METHODS

This was a nonrandomized, ambispective quality improvement study of patients undergoing elective craniotomy for supratentorial tumor resection at New York University Langone Health between November 17, 2020, and May 19, 2022. Eligible patients were prospectively enrolled in either the ERACS pathway or the standard pathway. These prospective cohorts were compared to a retrospective cohort of patients who met eligibility criteria for the pathway. Patients in the ERACS pathway cohort were targeted for discharge on postoperative day 2. The primary outcome metric was hospital LOS. Secondary outcome metrics included duration of intensive care unit (ICU) care and rates of 30-day emergency department visits, readmissions, and complications.

RESULTS

Over the study period, 188 of 317 patients (59.3%) who underwent supratentorial tumor resection met inclusion criteria for ERACS pathway enrollment. Sixty-three patients were enrolled in the ERACS pathway, and 125 patients completed the standard pathway. The historical cohort consisted of 332 patients who would have been eligible for ERACS enrollment. Patients in the ERACS pathway cohort had a median LOS of 1.93 days compared with 2.92 and 2.88 days for patients in the standard pathway and historical cohort, respectively (p < 0.001). There was a significant reduction in ICU utilization in ERACS pathway patients (16.0 ± 6.53 vs 29.5 ± 53.0 vs 21.8 ± 18.2 hours, p = 0.005). There were no differences in the rates of 30-day emergency department visits (12.7% vs 9.6% vs 10.9%, p = 0.809) and readmissions (4.8% vs 4.0% vs 7.8%, p = 0.279) between groups.

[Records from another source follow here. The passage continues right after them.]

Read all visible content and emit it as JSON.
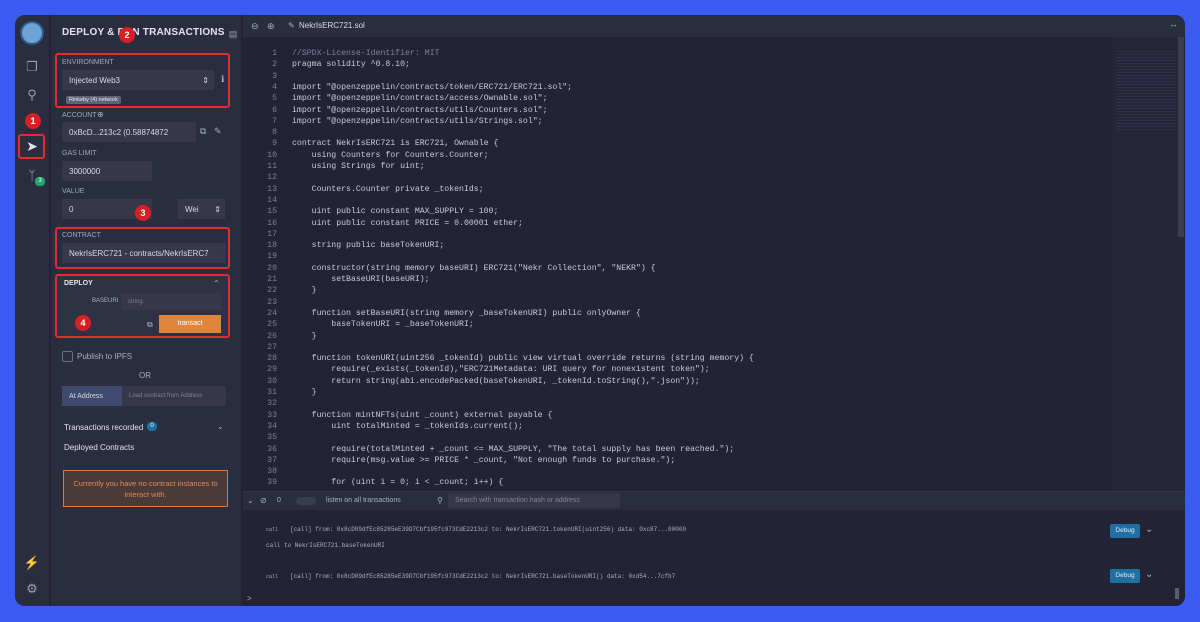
{
  "iconbar": {
    "icons": [
      "remix-logo",
      "file-explorer-icon",
      "search-icon",
      "deploy-icon",
      "git-icon",
      "plug-icon",
      "settings-icon"
    ],
    "git_badge": "3"
  },
  "panel": {
    "title": "DEPLOY & RUN TRANSACTIONS",
    "environment": {
      "label": "ENVIRONMENT",
      "value": "Injected Web3",
      "network": "Rinkeby (4) network"
    },
    "account": {
      "label": "ACCOUNT",
      "value": "0xBcD...213c2 (0.58874872"
    },
    "gas_limit": {
      "label": "GAS LIMIT",
      "value": "3000000"
    },
    "value": {
      "label": "VALUE",
      "amount": "0",
      "unit": "Wei"
    },
    "contract": {
      "label": "CONTRACT",
      "value": "NekrIsERC721 - contracts/NekrIsERC7"
    },
    "deploy": {
      "header": "DEPLOY",
      "param_label": "BASEURI",
      "param_placeholder": "string",
      "button": "transact"
    },
    "publish": "Publish to IPFS",
    "or": "OR",
    "at_address": "At Address",
    "load_placeholder": "Load contract from Address",
    "transactions_recorded": "Transactions recorded",
    "tx_count": "0",
    "deployed": "Deployed Contracts",
    "warning": "Currently you have no contract instances to interact with."
  },
  "callouts": [
    "1",
    "2",
    "3",
    "4"
  ],
  "editor": {
    "file_tab": "NekrIsERC721.sol",
    "lines": [
      "//SPDX-License-Identifier: MIT",
      "pragma solidity ^0.8.10;",
      "",
      "import \"@openzeppelin/contracts/token/ERC721/ERC721.sol\";",
      "import \"@openzeppelin/contracts/access/Ownable.sol\";",
      "import \"@openzeppelin/contracts/utils/Counters.sol\";",
      "import \"@openzeppelin/contracts/utils/Strings.sol\";",
      "",
      "contract NekrIsERC721 is ERC721, Ownable {",
      "    using Counters for Counters.Counter;",
      "    using Strings for uint;",
      "",
      "    Counters.Counter private _tokenIds;",
      "",
      "    uint public constant MAX_SUPPLY = 100;",
      "    uint public constant PRICE = 0.00001 ether;",
      "",
      "    string public baseTokenURI;",
      "",
      "    constructor(string memory baseURI) ERC721(\"Nekr Collection\", \"NEKR\") {",
      "        setBaseURI(baseURI);",
      "    }",
      "",
      "    function setBaseURI(string memory _baseTokenURI) public onlyOwner {",
      "        baseTokenURI = _baseTokenURI;",
      "    }",
      "",
      "    function tokenURI(uint256 _tokenId) public view virtual override returns (string memory) {",
      "        require(_exists(_tokenId),\"ERC721Metadata: URI query for nonexistent token\");",
      "        return string(abi.encodePacked(baseTokenURI, _tokenId.toString(),\".json\"));",
      "    }",
      "",
      "    function mintNFTs(uint _count) external payable {",
      "        uint totalMinted = _tokenIds.current();",
      "",
      "        require(totalMinted + _count <= MAX_SUPPLY, \"The total supply has been reached.\");",
      "        require(msg.value >= PRICE * _count, \"Not enough funds to purchase.\");",
      "",
      "        for (uint i = 0; i < _count; i++) {"
    ]
  },
  "terminal": {
    "count": "0",
    "listen_label": "listen on all transactions",
    "search_placeholder": "Search with transaction hash or address",
    "entries": [
      {
        "tag": "call",
        "text": "[call]  from: 0x8cD09dfEc85285eE39D7Cbf195fc973CdE2213c2 to: NekrIsERC721.tokenURI(uint256) data: 0xc87...00000",
        "debug": "Debug"
      },
      {
        "tag": "",
        "text": "call to NekrIsERC721.baseTokenURI",
        "debug": ""
      },
      {
        "tag": "call",
        "text": "[call]  from: 0x8cD09dfEc85285eE39D7Cbf195fc973CdE2213c2 to: NekrIsERC721.baseTokenURI() data: 0xd54...7cfb7",
        "debug": "Debug"
      }
    ],
    "prompt": ">"
  }
}
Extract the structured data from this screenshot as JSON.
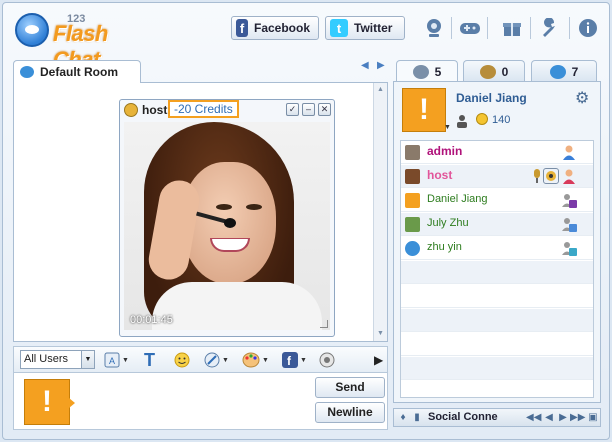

CONCLUSIONS

Patients in the ERACS pathway cohort experienced reduced LOS and ICU utilization, with similar rates of adverse outcomes compared to standard pathway patients. The authors’ initial experience suggests that an accelerated recovery pathway can be safely implemented following supratentorial tumor resection in select patients.